**ASSIGNED TASK:** The records below are to be returned exactly as written, minus their pictures.

+++

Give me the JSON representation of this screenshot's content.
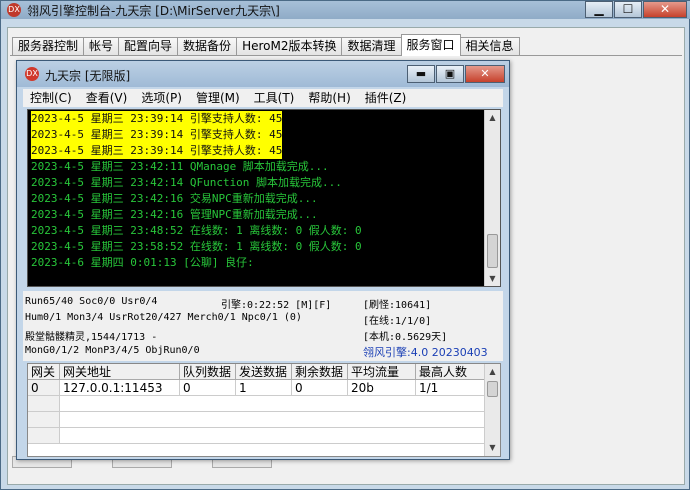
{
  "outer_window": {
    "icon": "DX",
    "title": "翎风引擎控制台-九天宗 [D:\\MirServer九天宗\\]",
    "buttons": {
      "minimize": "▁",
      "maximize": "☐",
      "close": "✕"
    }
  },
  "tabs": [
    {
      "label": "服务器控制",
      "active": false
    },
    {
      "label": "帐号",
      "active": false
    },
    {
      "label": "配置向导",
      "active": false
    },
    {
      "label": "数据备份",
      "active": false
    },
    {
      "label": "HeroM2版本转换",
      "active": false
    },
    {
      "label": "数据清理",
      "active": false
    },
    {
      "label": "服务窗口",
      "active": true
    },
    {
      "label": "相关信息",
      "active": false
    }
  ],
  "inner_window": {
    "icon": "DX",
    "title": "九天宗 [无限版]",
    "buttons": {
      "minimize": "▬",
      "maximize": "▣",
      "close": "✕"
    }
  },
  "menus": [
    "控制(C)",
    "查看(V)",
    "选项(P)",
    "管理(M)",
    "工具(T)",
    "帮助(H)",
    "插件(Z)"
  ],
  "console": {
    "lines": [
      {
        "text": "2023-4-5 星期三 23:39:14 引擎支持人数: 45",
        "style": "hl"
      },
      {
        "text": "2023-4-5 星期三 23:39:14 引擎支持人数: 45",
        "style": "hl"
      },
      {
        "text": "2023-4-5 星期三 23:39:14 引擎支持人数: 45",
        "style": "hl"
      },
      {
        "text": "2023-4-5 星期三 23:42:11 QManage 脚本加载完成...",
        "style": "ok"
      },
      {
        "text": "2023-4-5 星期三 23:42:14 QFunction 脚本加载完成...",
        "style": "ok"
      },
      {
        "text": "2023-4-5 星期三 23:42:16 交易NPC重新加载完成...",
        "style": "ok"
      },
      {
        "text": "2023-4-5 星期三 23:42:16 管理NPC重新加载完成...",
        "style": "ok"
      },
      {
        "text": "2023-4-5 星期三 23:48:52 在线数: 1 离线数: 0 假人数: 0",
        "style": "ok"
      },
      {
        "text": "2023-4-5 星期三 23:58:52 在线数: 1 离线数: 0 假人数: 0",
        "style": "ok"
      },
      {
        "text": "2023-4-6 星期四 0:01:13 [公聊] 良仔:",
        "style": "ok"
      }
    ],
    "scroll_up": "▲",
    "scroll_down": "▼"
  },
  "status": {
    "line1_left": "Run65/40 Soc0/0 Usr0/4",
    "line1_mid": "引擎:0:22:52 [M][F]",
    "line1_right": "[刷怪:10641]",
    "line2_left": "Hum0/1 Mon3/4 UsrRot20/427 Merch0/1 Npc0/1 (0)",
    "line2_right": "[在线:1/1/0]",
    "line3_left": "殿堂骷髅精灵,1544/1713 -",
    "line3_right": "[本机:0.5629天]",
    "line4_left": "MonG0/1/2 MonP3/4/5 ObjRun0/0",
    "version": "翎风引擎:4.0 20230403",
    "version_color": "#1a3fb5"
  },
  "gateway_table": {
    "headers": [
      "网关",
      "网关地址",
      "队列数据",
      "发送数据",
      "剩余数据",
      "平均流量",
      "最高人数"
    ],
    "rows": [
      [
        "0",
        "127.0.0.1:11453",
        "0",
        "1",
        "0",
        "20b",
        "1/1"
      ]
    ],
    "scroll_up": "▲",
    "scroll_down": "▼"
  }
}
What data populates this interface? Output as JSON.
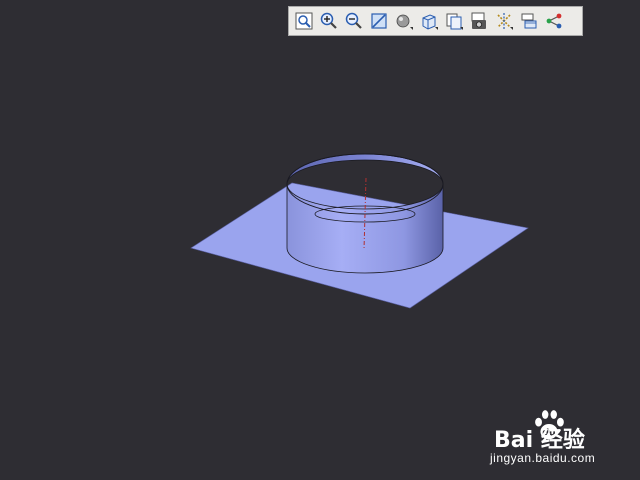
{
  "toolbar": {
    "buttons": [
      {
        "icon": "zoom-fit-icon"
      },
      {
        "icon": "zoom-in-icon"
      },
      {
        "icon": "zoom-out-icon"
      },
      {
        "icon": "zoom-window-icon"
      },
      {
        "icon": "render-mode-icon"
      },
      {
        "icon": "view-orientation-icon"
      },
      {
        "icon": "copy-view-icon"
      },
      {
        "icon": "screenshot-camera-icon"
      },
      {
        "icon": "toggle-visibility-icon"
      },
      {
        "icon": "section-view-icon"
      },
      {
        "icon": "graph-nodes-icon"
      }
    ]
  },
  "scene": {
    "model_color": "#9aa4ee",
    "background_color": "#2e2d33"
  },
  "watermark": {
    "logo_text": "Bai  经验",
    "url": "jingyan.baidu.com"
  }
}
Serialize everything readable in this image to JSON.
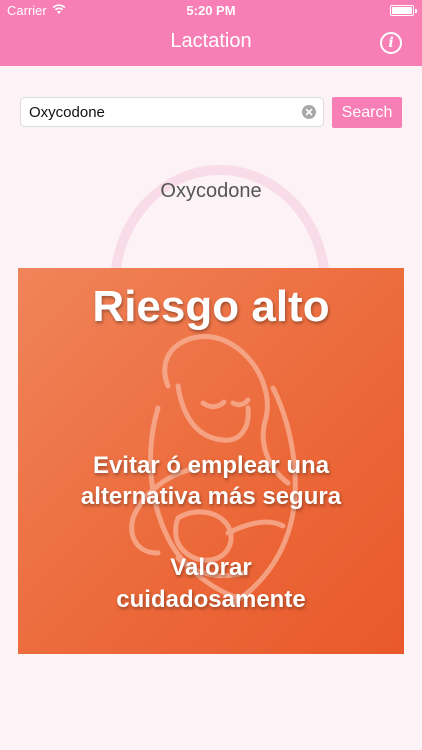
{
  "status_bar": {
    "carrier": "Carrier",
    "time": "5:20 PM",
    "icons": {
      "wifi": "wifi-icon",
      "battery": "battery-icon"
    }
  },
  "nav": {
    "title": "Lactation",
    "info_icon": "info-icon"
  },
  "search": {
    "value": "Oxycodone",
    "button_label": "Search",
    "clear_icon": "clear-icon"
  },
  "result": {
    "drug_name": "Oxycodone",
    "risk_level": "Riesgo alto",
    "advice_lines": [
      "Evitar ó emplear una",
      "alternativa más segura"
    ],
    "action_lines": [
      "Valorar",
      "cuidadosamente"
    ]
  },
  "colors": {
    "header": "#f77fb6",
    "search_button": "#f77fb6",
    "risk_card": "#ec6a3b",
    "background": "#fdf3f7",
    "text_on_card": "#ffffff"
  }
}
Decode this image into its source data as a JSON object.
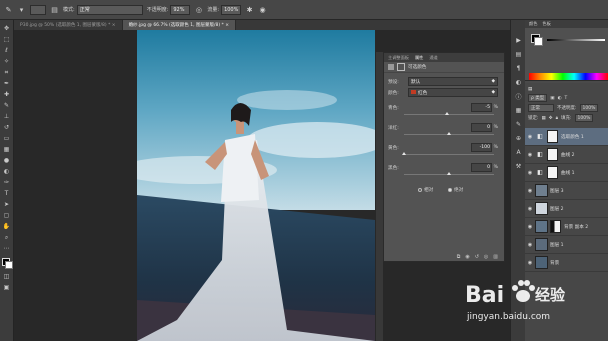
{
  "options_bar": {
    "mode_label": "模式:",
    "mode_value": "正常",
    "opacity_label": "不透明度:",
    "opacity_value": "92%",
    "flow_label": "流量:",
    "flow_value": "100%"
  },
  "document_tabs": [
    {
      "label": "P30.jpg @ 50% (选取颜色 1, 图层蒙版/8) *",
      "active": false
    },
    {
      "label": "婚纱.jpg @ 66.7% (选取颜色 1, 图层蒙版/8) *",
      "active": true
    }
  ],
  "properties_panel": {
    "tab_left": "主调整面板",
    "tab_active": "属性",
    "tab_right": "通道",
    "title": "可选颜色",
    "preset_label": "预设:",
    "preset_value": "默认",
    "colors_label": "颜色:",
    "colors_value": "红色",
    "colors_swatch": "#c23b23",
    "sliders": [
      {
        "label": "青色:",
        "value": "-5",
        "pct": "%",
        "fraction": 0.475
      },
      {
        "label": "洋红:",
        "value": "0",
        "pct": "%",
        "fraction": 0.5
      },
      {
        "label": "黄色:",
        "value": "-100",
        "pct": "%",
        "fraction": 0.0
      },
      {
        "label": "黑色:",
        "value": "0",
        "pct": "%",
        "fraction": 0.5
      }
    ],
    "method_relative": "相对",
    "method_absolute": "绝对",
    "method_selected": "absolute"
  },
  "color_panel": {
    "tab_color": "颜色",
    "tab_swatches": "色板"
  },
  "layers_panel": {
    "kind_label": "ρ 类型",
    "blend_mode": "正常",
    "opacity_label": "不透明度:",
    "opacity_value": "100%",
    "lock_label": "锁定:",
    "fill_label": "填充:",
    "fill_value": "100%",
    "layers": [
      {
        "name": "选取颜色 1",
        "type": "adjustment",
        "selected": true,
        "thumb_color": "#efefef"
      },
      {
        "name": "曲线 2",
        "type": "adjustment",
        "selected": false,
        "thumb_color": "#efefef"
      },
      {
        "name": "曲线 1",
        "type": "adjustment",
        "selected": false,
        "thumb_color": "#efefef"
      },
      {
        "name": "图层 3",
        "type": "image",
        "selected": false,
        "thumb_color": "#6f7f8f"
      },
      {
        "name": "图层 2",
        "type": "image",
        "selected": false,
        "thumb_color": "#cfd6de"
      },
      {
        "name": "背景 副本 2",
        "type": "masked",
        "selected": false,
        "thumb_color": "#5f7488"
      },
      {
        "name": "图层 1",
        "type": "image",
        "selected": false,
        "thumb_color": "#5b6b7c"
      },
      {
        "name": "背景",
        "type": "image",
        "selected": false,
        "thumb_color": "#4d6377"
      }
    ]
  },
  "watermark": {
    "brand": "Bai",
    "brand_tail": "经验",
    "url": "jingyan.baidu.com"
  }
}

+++

**RESPONSE FOR THIS EXERCISE:**
Give me the JSON representation of this screenshot's content.
{
  "outer_window": {
    "icon": "DX",
    "title": "翎风引擎控制台-九天宗 [D:\\MirServer九天宗\\]",
    "buttons": {
      "minimize": "▁",
      "maximize": "☐",
      "close": "✕"
    }
  },
  "tabs": [
    {
      "label": "服务器控制",
      "active": false
    },
    {
      "label": "帐号",
      "active": false
    },
    {
      "label": "配置向导",
      "active": false
    },
    {
      "label": "数据备份",
      "active": false
    },
    {
      "label": "HeroM2版本转换",
      "active": false
    },
    {
      "label": "数据清理",
      "active": false
    },
    {
      "label": "服务窗口",
      "active": true
    },
    {
      "label": "相关信息",
      "active": false
    }
  ],
  "inner_window": {
    "icon": "DX",
    "title": "九天宗 [无限版]",
    "buttons": {
      "minimize": "▬",
      "maximize": "▣",
      "close": "✕"
    }
  },
  "menus": [
    "控制(C)",
    "查看(V)",
    "选项(P)",
    "管理(M)",
    "工具(T)",
    "帮助(H)",
    "插件(Z)"
  ],
  "console": {
    "lines": [
      {
        "text": "2023-4-5 星期三 23:39:14 引擎支持人数: 45",
        "style": "hl"
      },
      {
        "text": "2023-4-5 星期三 23:39:14 引擎支持人数: 45",
        "style": "hl"
      },
      {
        "text": "2023-4-5 星期三 23:39:14 引擎支持人数: 45",
        "style": "hl"
      },
      {
        "text": "2023-4-5 星期三 23:42:11 QManage 脚本加载完成...",
        "style": "ok"
      },
      {
        "text": "2023-4-5 星期三 23:42:14 QFunction 脚本加载完成...",
        "style": "ok"
      },
      {
        "text": "2023-4-5 星期三 23:42:16 交易NPC重新加载完成...",
        "style": "ok"
      },
      {
        "text": "2023-4-5 星期三 23:42:16 管理NPC重新加载完成...",
        "style": "ok"
      },
      {
        "text": "2023-4-5 星期三 23:48:52 在线数: 1 离线数: 0 假人数: 0",
        "style": "ok"
      },
      {
        "text": "2023-4-5 星期三 23:58:52 在线数: 1 离线数: 0 假人数: 0",
        "style": "ok"
      },
      {
        "text": "2023-4-6 星期四 0:01:13 [公聊] 良仔:",
        "style": "ok"
      }
    ],
    "scroll_up": "▲",
    "scroll_down": "▼"
  },
  "status": {
    "line1_left": "Run65/40 Soc0/0 Usr0/4",
    "line1_mid": "引擎:0:22:52 [M][F]",
    "line1_right": "[刷怪:10641]",
    "line2_left": "Hum0/1 Mon3/4 UsrRot20/427 Merch0/1 Npc0/1 (0)",
    "line2_right": "[在线:1/1/0]",
    "line3_left": "殿堂骷髅精灵,1544/1713 -",
    "line3_right": "[本机:0.5629天]",
    "line4_left": "MonG0/1/2 MonP3/4/5 ObjRun0/0",
    "version": "翎风引擎:4.0 20230403",
    "version_color": "#1a3fb5"
  },
  "gateway_table": {
    "headers": [
      "网关",
      "网关地址",
      "队列数据",
      "发送数据",
      "剩余数据",
      "平均流量",
      "最高人数"
    ],
    "rows": [
      [
        "0",
        "127.0.0.1:11453",
        "0",
        "1",
        "0",
        "20b",
        "1/1"
      ]
    ],
    "scroll_up": "▲",
    "scroll_down": "▼"
  }
}
What data populates this interface? Output as JSON.
{
  "toolbar": {
    "buttons": [
      {
        "icon": "zoom-fit-icon"
      },
      {
        "icon": "zoom-in-icon"
      },
      {
        "icon": "zoom-out-icon"
      },
      {
        "icon": "zoom-window-icon"
      },
      {
        "icon": "render-mode-icon"
      },
      {
        "icon": "view-orientation-icon"
      },
      {
        "icon": "copy-view-icon"
      },
      {
        "icon": "screenshot-camera-icon"
      },
      {
        "icon": "toggle-visibility-icon"
      },
      {
        "icon": "section-view-icon"
      },
      {
        "icon": "graph-nodes-icon"
      }
    ]
  },
  "scene": {
    "model_color": "#9aa4ee",
    "background_color": "#2e2d33"
  },
  "watermark": {
    "logo_text": "Bai  经验",
    "url": "jingyan.baidu.com"
  }
}
Serialize everything readable in this image to JSON.
{
  "status_bar": {
    "carrier": "Carrier",
    "time": "5:20 PM",
    "icons": {
      "wifi": "wifi-icon",
      "battery": "battery-icon"
    }
  },
  "nav": {
    "title": "Lactation",
    "info_icon": "info-icon"
  },
  "search": {
    "value": "Oxycodone",
    "button_label": "Search",
    "clear_icon": "clear-icon"
  },
  "result": {
    "drug_name": "Oxycodone",
    "risk_level": "Riesgo alto",
    "advice_lines": [
      "Evitar ó emplear una",
      "alternativa más segura"
    ],
    "action_lines": [
      "Valorar",
      "cuidadosamente"
    ]
  },
  "colors": {
    "header": "#f77fb6",
    "search_button": "#f77fb6",
    "risk_card": "#ec6a3b",
    "background": "#fdf3f7",
    "text_on_card": "#ffffff"
  }
}
Decode this image into its source data as a JSON object.
{
  "options_bar": {
    "mode_label": "模式:",
    "mode_value": "正常",
    "opacity_label": "不透明度:",
    "opacity_value": "92%",
    "flow_label": "流量:",
    "flow_value": "100%"
  },
  "document_tabs": [
    {
      "label": "P30.jpg @ 50% (选取颜色 1, 图层蒙版/8) *",
      "active": false
    },
    {
      "label": "婚纱.jpg @ 66.7% (选取颜色 1, 图层蒙版/8) *",
      "active": true
    }
  ],
  "properties_panel": {
    "tab_left": "主调整面板",
    "tab_active": "属性",
    "tab_right": "通道",
    "title": "可选颜色",
    "preset_label": "预设:",
    "preset_value": "默认",
    "colors_label": "颜色:",
    "colors_value": "红色",
    "colors_swatch": "#c23b23",
    "sliders": [
      {
        "label": "青色:",
        "value": "-5",
        "pct": "%",
        "fraction": 0.475
      },
      {
        "label": "洋红:",
        "value": "0",
        "pct": "%",
        "fraction": 0.5
      },
      {
        "label": "黄色:",
        "value": "-100",
        "pct": "%",
        "fraction": 0.0
      },
      {
        "label": "黑色:",
        "value": "0",
        "pct": "%",
        "fraction": 0.5
      }
    ],
    "method_relative": "相对",
    "method_absolute": "绝对",
    "method_selected": "absolute"
  },
  "color_panel": {
    "tab_color": "颜色",
    "tab_swatches": "色板"
  },
  "layers_panel": {
    "kind_label": "ρ 类型",
    "blend_mode": "正常",
    "opacity_label": "不透明度:",
    "opacity_value": "100%",
    "lock_label": "锁定:",
    "fill_label": "填充:",
    "fill_value": "100%",
    "layers": [
      {
        "name": "选取颜色 1",
        "type": "adjustment",
        "selected": true,
        "thumb_color": "#efefef"
      },
      {
        "name": "曲线 2",
        "type": "adjustment",
        "selected": false,
        "thumb_color": "#efefef"
      },
      {
        "name": "曲线 1",
        "type": "adjustment",
        "selected": false,
        "thumb_color": "#efefef"
      },
      {
        "name": "图层 3",
        "type": "image",
        "selected": false,
        "thumb_color": "#6f7f8f"
      },
      {
        "name": "图层 2",
        "type": "image",
        "selected": false,
        "thumb_color": "#cfd6de"
      },
      {
        "name": "背景 副本 2",
        "type": "masked",
        "selected": false,
        "thumb_color": "#5f7488"
      },
      {
        "name": "图层 1",
        "type": "image",
        "selected": false,
        "thumb_color": "#5b6b7c"
      },
      {
        "name": "背景",
        "type": "image",
        "selected": false,
        "thumb_color": "#4d6377"
      }
    ]
  },
  "watermark": {
    "brand": "Bai",
    "brand_tail": "经验",
    "url": "jingyan.baidu.com"
  }
}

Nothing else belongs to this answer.